On the other hand, I do miss the fast-paced environment up North and the daily grind the big city offers. I am conflicted and it does come out at times in my writings.

Anna:
Your style of blog post writing is breezy and charming, interspersed with exaggeratedly funny photos, such as this:

 

Your style of witty one-liners is also quite popular on Twitter (57K followers at publication). How do you divide up your time and inspiration between your social media? What are your favorite ways to engage with your followers and readers?

Gordon:

I write it as I think it and see it; I am a very visual person. At times, I will look at many photos of the subject matter and write around the visual experience. Things that strike me as funny and quick, I will post on Twitter. If the tweet has some relevance, sometimes I’ll add a link to my latest blog post.

As far as how long I spend on social media, it depends on my mood. I have days where I am gone, M.I.A…and then I have consecutive days where I will post on the blog/ Facebook/ Twitter. I never go too long without updating something. I like to tweet a funny, off-the-wall comment about my latest blog post and then tweet that with a link; this seems to bring in a lot of traffic. I don’t like a lot of ads when I am reading online, so I made it a point to not put any advertising on my blog. I am in it for the pleasure of sharing and writing.

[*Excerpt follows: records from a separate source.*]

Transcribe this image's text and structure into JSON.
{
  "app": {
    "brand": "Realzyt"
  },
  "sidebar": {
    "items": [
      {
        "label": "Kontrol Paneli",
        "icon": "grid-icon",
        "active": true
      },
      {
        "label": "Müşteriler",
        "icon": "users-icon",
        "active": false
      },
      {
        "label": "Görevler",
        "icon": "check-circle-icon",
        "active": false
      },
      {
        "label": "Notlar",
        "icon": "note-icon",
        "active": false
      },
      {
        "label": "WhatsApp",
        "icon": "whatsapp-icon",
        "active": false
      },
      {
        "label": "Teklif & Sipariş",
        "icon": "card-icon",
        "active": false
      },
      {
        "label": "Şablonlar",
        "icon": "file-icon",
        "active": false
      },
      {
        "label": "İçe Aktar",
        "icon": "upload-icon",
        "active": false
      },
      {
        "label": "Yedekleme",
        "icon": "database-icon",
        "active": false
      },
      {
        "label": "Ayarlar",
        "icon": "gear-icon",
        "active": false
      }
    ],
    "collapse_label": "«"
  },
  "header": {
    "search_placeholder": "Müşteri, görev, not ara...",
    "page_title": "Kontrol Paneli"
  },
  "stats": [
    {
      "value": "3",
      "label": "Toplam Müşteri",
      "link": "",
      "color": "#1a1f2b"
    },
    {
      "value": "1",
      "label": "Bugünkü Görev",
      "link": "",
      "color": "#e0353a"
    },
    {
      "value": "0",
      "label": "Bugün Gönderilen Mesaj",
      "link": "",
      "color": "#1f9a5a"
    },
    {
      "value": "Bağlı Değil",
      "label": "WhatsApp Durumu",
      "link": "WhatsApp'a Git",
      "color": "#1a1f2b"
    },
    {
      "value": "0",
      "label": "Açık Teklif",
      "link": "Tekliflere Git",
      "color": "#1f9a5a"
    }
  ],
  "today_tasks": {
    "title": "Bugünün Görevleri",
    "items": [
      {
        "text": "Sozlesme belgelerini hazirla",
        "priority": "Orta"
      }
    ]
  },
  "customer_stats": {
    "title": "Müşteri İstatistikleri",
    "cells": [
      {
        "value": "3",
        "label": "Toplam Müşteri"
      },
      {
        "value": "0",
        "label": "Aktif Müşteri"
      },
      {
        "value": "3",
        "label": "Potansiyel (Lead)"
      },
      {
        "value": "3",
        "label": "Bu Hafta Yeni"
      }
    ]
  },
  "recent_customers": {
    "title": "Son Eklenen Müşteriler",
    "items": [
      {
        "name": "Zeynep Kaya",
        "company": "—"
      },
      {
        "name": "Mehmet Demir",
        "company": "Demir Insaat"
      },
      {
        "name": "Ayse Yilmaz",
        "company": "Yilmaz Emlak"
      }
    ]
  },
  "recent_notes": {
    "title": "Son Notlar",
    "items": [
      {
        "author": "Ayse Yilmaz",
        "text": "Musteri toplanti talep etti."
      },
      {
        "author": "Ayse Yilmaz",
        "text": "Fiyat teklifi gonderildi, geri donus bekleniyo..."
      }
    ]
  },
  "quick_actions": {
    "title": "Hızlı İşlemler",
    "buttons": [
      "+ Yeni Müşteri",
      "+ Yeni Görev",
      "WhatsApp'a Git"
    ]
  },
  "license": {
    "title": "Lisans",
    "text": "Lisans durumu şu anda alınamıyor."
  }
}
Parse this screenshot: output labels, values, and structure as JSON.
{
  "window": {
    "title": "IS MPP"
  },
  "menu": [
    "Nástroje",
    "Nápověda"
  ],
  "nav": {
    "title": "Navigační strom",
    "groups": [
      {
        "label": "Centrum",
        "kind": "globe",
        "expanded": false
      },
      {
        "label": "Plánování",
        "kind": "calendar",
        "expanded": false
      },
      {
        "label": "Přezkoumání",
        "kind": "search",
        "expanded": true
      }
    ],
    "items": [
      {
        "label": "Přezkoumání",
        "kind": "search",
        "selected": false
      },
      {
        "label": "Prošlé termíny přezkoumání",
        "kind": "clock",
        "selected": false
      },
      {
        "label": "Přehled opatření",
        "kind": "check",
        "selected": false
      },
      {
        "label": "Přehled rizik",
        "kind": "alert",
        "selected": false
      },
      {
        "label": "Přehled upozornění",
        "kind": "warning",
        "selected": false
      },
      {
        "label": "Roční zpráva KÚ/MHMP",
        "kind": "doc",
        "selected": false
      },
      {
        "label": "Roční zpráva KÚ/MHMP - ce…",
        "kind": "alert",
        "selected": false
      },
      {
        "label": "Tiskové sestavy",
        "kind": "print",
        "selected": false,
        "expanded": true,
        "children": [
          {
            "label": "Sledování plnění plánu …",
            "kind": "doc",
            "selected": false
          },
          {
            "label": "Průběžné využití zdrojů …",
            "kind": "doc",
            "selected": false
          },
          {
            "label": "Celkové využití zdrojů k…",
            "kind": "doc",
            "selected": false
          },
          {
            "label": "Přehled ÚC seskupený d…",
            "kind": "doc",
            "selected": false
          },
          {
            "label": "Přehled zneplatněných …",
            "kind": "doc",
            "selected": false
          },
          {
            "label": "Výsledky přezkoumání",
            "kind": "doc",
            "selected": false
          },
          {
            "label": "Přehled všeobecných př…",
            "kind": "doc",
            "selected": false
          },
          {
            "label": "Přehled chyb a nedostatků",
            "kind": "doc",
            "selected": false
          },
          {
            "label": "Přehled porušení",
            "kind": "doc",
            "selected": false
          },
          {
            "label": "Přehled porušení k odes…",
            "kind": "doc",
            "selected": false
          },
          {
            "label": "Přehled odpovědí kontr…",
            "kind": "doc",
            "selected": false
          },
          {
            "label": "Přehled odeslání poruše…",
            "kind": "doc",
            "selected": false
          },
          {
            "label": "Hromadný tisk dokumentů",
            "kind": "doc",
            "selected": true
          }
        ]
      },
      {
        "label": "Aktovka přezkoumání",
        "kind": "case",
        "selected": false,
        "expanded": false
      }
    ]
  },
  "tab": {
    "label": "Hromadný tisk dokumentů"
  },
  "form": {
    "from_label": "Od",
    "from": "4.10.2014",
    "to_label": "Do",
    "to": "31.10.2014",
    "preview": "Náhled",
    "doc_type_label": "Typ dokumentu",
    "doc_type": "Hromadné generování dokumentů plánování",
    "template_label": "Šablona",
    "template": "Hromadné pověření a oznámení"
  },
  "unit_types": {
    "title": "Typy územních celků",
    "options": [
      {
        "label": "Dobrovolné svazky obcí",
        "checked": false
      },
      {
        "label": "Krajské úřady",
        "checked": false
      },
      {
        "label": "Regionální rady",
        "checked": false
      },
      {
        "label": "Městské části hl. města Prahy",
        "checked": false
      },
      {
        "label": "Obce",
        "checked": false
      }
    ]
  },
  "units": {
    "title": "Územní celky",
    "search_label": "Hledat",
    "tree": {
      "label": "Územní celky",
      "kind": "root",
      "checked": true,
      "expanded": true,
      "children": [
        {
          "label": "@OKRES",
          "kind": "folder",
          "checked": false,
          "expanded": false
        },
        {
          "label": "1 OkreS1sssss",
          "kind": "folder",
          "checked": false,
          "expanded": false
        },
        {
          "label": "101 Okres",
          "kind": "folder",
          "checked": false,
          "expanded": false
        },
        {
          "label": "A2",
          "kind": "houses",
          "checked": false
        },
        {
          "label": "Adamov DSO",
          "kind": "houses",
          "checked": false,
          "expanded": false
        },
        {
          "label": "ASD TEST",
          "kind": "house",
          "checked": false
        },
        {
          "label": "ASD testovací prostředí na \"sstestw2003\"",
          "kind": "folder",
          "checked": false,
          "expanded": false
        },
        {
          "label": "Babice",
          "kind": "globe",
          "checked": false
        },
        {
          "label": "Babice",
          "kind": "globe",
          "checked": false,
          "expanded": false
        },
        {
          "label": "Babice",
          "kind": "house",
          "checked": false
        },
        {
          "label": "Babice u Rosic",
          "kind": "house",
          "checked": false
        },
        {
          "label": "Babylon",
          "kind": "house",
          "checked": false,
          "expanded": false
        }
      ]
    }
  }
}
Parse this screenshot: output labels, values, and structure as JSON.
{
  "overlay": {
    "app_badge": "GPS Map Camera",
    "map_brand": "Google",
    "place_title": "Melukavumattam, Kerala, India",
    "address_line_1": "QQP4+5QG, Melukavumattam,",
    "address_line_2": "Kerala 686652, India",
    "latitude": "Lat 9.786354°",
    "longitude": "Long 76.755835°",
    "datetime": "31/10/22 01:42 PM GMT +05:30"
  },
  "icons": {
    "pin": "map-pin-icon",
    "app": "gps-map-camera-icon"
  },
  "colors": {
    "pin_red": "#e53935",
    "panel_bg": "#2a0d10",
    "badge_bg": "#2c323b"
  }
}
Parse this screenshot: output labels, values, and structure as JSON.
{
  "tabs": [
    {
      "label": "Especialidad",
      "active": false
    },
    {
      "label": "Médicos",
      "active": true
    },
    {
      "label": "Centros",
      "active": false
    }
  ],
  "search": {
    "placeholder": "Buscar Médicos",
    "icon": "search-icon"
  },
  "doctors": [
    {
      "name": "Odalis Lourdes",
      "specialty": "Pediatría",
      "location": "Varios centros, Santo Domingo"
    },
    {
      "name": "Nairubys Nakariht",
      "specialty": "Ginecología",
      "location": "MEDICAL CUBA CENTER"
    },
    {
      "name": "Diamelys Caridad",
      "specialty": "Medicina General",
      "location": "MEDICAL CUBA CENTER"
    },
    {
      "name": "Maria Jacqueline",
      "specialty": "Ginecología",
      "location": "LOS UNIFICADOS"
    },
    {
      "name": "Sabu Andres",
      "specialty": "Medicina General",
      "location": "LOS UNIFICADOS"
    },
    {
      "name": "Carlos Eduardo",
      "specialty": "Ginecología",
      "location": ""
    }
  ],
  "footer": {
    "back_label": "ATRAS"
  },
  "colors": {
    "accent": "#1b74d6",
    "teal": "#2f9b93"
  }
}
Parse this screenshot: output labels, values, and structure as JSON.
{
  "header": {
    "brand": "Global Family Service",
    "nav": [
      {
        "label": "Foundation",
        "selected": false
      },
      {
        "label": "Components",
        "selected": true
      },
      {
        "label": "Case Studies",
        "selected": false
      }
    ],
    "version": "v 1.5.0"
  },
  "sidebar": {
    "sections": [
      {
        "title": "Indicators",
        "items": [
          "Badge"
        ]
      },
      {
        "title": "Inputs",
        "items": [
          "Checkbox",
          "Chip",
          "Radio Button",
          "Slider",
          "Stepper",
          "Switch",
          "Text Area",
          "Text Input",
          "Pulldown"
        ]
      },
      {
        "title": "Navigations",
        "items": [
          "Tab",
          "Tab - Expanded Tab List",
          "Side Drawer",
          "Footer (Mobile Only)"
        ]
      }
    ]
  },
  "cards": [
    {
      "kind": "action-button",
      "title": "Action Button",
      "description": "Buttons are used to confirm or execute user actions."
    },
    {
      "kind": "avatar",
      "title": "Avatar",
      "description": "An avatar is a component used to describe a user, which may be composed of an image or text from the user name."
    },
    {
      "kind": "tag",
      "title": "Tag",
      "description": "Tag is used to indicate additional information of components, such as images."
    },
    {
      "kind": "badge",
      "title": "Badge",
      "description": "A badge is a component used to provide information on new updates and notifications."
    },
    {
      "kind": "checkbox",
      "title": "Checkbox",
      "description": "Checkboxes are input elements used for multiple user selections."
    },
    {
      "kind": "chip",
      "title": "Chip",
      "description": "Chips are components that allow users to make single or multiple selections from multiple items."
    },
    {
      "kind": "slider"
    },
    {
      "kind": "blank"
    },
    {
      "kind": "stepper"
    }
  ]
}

Anna:
Your experiences down South have led to some bizarrely comic escapades (the disappearing roosters, adventures with food – pigs feet and collard greens). What is the oddest thing that’s happened to you thus far? What would be the title of your dream blog post?

Gordon:

I would say attending the annual “worm grunting festival” in Sopchoppy, Florida is right up there with one of the strangest experiences I have had. I also attended the worm grunting ball at the end of the festivities. They are serious about their worms!

Title of dream blog post? Bless his heart, A hot mess in a cool place” 

Best Tweets from @ASouthernYankee:
* My wife: you wanna watch Glee? Me: you know, I’d love to but I was gonna drink battery acid and play with my poison ivy plant tonight.

* Anybody know exactly what time tomorrow the end is coming? I need to tell my wife that this “honey do” list may not be happening.

* Tweeting from my bunker……my wife is pleading with me to come out….I know a zombie when I hear one !!!

Visit Gordon’s blog, A Yankee’s Southern Exposure
http://yankeeexposure.blogspot.com

Follow Gordon on Twitter: @asouthernyankee